Walk inside Ranch Market and you are sure to be overwhelmed. La Cocina, the kitchen, is the first of many departments you will encounter within the market.

Whether you’re in the mood for fresh baked goods, hot tortillas or homemade authentic Hispanic refreshments, La Cocina offers it all. But that’s just beyond the front doors. There’s an entire grocery store still left to explore.

Despite all the success Ranch Market is experiencing, there are still so many in the Valley who have yet to venture inside. It’s truly a world of its own, with foods, colors and smells inspired by Latin America.

16th Street has been overlooked for sometime, often serving as a quicker north-south route than 24th or 7th streets. But that is all changing, with artists, visionaries and chefs calling the humble street home. People are listening and making 16th Street a deserving Central Phoenix destination.

Boom Boom LaRue is located just north of Osborn Road at 3606 N. 16th St. Universal Furnishings and Offerings is a door south at 3602 N. 16th St. Two Hippies Beach House is just south of Earll Drive at 3102 N. 16th St. Barrio Café is a block south of Thomas Road at 2814 N. 16th St. Ranch Market is at the northeast corner of 16th and Roosevelt streets at 1602 E. Roosevelt St.

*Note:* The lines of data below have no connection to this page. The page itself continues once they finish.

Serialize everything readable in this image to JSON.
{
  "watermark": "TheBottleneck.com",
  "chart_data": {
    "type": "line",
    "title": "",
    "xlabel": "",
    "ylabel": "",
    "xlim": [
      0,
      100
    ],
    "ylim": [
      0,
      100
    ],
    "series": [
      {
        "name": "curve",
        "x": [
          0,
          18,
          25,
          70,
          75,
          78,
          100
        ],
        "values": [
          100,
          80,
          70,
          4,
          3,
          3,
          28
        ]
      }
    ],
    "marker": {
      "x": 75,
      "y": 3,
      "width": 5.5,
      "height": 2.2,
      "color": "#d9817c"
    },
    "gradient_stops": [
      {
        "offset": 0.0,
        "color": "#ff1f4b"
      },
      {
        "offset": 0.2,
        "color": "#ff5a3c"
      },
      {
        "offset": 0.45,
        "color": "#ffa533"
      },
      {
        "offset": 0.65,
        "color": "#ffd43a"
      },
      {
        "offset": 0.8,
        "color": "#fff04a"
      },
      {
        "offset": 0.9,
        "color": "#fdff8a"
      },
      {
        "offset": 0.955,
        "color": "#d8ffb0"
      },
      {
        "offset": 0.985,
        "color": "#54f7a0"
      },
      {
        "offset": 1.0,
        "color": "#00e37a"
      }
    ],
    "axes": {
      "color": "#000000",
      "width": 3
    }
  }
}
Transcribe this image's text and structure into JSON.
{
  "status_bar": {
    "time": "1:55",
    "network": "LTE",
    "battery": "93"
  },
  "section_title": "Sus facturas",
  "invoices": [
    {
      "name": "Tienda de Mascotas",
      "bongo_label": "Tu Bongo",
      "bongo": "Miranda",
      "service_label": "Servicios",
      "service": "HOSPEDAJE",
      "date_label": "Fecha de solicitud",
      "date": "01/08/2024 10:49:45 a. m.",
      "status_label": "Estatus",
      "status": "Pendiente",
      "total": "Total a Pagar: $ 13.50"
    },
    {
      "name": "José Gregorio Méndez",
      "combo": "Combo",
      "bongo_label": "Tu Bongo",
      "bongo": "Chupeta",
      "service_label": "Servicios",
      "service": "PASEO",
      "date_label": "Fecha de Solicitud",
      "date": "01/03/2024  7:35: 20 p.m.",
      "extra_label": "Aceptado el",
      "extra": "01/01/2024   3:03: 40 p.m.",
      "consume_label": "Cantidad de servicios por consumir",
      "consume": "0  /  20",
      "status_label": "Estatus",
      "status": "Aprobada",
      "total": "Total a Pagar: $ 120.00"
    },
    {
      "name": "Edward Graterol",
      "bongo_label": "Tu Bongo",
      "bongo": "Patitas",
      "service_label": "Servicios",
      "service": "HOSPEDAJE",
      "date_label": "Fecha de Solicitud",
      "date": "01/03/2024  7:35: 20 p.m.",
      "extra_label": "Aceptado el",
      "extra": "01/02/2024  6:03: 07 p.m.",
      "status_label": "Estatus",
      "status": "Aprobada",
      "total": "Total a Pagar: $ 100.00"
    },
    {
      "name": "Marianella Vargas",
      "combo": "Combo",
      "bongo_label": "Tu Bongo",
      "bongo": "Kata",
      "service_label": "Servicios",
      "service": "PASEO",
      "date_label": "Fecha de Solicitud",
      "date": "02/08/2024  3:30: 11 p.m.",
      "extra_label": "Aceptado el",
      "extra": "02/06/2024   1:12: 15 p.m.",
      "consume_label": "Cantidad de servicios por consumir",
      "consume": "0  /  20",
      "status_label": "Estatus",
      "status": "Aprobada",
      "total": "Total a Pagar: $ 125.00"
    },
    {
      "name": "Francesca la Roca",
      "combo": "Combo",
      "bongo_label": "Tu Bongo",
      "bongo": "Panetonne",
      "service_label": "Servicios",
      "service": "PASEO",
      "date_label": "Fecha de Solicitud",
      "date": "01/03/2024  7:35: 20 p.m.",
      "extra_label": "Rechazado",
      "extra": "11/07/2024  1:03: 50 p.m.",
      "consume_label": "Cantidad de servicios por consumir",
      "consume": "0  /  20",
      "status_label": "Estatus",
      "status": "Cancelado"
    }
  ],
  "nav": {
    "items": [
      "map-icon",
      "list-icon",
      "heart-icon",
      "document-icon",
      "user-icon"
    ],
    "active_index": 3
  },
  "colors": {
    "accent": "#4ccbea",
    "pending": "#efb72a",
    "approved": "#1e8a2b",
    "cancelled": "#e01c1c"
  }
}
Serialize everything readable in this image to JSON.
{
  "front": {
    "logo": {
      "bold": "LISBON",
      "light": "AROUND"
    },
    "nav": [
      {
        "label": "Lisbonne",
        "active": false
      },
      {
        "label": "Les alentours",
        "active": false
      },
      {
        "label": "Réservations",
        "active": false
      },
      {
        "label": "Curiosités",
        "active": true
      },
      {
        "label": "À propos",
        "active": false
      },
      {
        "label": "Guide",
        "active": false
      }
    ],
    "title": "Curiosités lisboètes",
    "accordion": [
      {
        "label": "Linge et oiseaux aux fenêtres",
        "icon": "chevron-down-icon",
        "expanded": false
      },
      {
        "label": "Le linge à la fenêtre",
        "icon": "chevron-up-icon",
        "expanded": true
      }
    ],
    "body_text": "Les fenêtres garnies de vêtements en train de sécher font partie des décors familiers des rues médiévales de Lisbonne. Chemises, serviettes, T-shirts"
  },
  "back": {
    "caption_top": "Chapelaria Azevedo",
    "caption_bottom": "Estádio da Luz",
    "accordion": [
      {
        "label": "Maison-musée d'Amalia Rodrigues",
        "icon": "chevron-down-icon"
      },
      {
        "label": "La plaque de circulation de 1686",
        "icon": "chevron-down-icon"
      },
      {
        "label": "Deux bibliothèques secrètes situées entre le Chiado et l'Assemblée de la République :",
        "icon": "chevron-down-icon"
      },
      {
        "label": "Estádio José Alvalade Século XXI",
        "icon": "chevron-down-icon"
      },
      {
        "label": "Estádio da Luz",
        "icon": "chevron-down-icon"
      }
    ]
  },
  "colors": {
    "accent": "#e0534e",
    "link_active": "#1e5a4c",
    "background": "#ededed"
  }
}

  • Tim

    Great article. I love Ranch Market for selection of meat and produce. Awesome bakery items as well. And Barrio Café is a cool little spot. Great atmosphere. And you can’t go wrong with the guacamole made table side.

  • 16th Street has a lot of potential, unfortunately it’ll never fully be realized until the City stops with obsession of moving cars out of the Central City as fast as possible and starts focusing more on complete streets.

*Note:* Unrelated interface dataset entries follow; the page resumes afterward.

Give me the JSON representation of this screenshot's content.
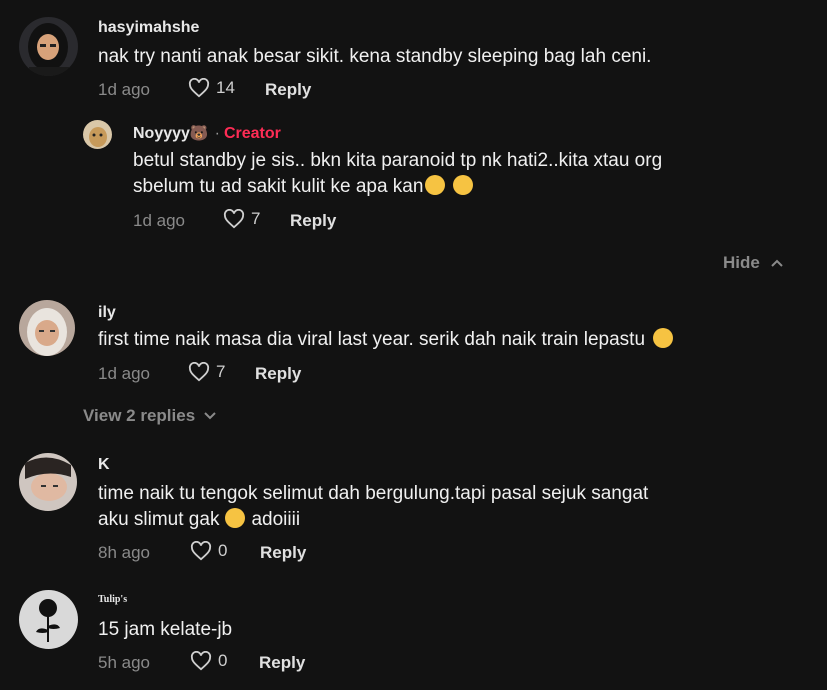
{
  "comments": [
    {
      "username": "hasyimahshe",
      "text": "nak try nanti anak besar sikit. kena standby sleeping bag lah ceni.",
      "time": "1d ago",
      "likes": "14",
      "reply_label": "Reply",
      "reply": {
        "username": "Noyyyy",
        "username_emoji": "🐻",
        "creator_label": "Creator",
        "text_line1": "betul standby je sis.. bkn kita paranoid tp nk hati2..kita xtau org",
        "text_line2": "sbelum tu ad sakit kulit ke apa kan",
        "time": "1d ago",
        "likes": "7",
        "reply_label": "Reply"
      },
      "hide_label": "Hide"
    },
    {
      "username": "ily",
      "text": "first time naik masa dia viral last year. serik dah naik train lepastu",
      "time": "1d ago",
      "likes": "7",
      "reply_label": "Reply",
      "view_replies_label": "View 2 replies"
    },
    {
      "username": "K",
      "text_line1": "time naik tu tengok selimut dah bergulung.tapi pasal sejuk sangat",
      "text_line2a": "aku slimut gak",
      "text_line2b": "adoiiii",
      "time": "8h ago",
      "likes": "0",
      "reply_label": "Reply"
    },
    {
      "username": "Tulip's",
      "text": "15 jam kelate-jb",
      "time": "5h ago",
      "likes": "0",
      "reply_label": "Reply"
    }
  ],
  "colors": {
    "background": "#121212",
    "creator": "#fe2c55",
    "muted": "#8a8a8a"
  },
  "icons": [
    "heart-outline-icon",
    "chevron-up-icon",
    "chevron-down-icon",
    "flushed-face-emoji",
    "rolling-laughing-emoji"
  ]
}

    Most of the sidewalks on 16th street abut directly to the busy road where traffic whizzes by at high speeds, making it a scary at best place for pedestrians. Most of the entire strip has a large turn lane to allow traffic to continue moving at 45MPH+ while those ahead of you move out of the way to turn.

    What needs to happen to streets like 16th is to have the turn lane eliminated and planter strips added between the sidewalk and street to create 1. places for shade, 2. a safer environment for pedestrians, 3. a more beautiful street scape.

    Once that happens we’ll have gone along way to making 16th more walkable. Something else that could really help is a circulator bus that went from 16th/Bethany Home down to 16th and Roosevelt or so. Right now there’s a lot of neat shops and businesses along 16th, but they’re far too spread out.